The past impact of climate change on the yield of major crops

Tuesday, 16 December 2014: 8:15 AM
Gen Sakurai1, Toshichika Iizumi1, Motoki Nishimori1, Masashi Okada1 and Masayuki Yokozawa2, (1)NIAES, Tsukuba, Japan, (2)Shizuoka University, Shizuoka, Japan
Understanding the relationship between climate change and crop production is of paramount importance for food security. Previous statistical analyses of historical data have revealed the important impact of temperature increases on past crop yields. However, the direct effect of the [CO2] increase, known as CO2 fertilization effect, is difficult to estimate by simple statistical analysis because the average atmospheric [CO2] does not vary widely over space and time. Moreover, it is also difficult to estimate each climatic effect on crop yields with completely removing correlation among climatic factors. Although non-statistical approaches using process-based crop models may overcome these problems, the results of simple simulation studies may be misleading because of the uncertainty of the model parameters.

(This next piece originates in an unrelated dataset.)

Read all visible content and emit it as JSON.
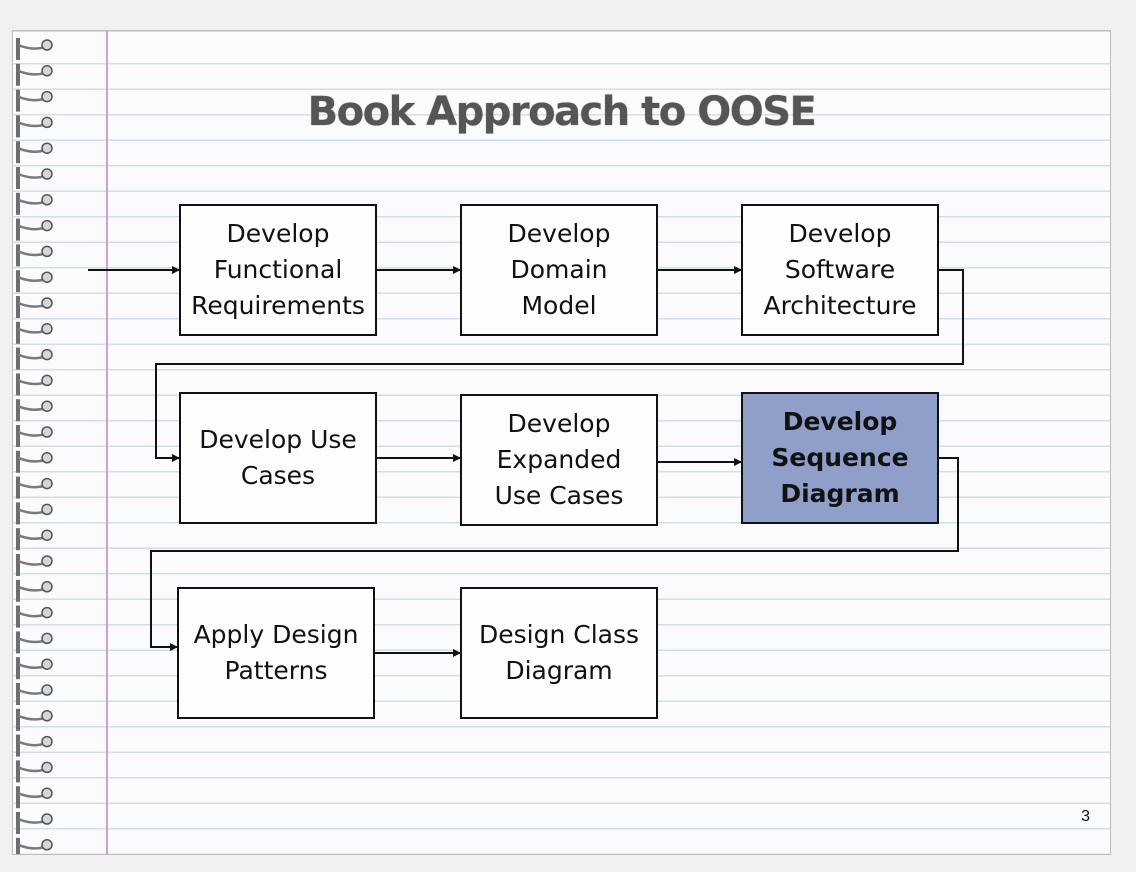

In the present study, we applied a Bayesian statistical approach to estimate the parameters of a basic process–based model of crop growth (PRYSBI-2) and the past effect of each climatic factor on yields of major crops. The spatial variability of model parameters was considered by estimating the posterior distribution of the parameters from historical yield data by using the Markov-chain Monte Carlo (MCMC) method. The datasets of maize, soybean, rice, and wheat yields during 1982–2006 with a spatial resolution of 1.125° × 1.125° were used for this purpose (Iizumi et al. 2013). The posterior distributions of model parameters were estimated for each spatial grid with 30 000 MCMC steps of 7 chains. Using this model, we produced maps of the estimated past impact of each climatic factor (including CO2 effect) on crop yields (see Figure for the effect of temperature changes on maize yield as an example). The results suggested large variations of the impact of the change in average temperature on major crop yields. The results also suggested a large impact of CO2 increase on C3 crops such as soybean, rice, and wheat. In some regions, the positive impact of COincrease exceeded the negative impact of temperature increase. We also analyzed the impact of extreme climatic events on crop yields, and estimated hazard maps of these extreme climatic events.

Figure. The estimated impact of the change in average temperature during 1970–2000 on maize yield (%)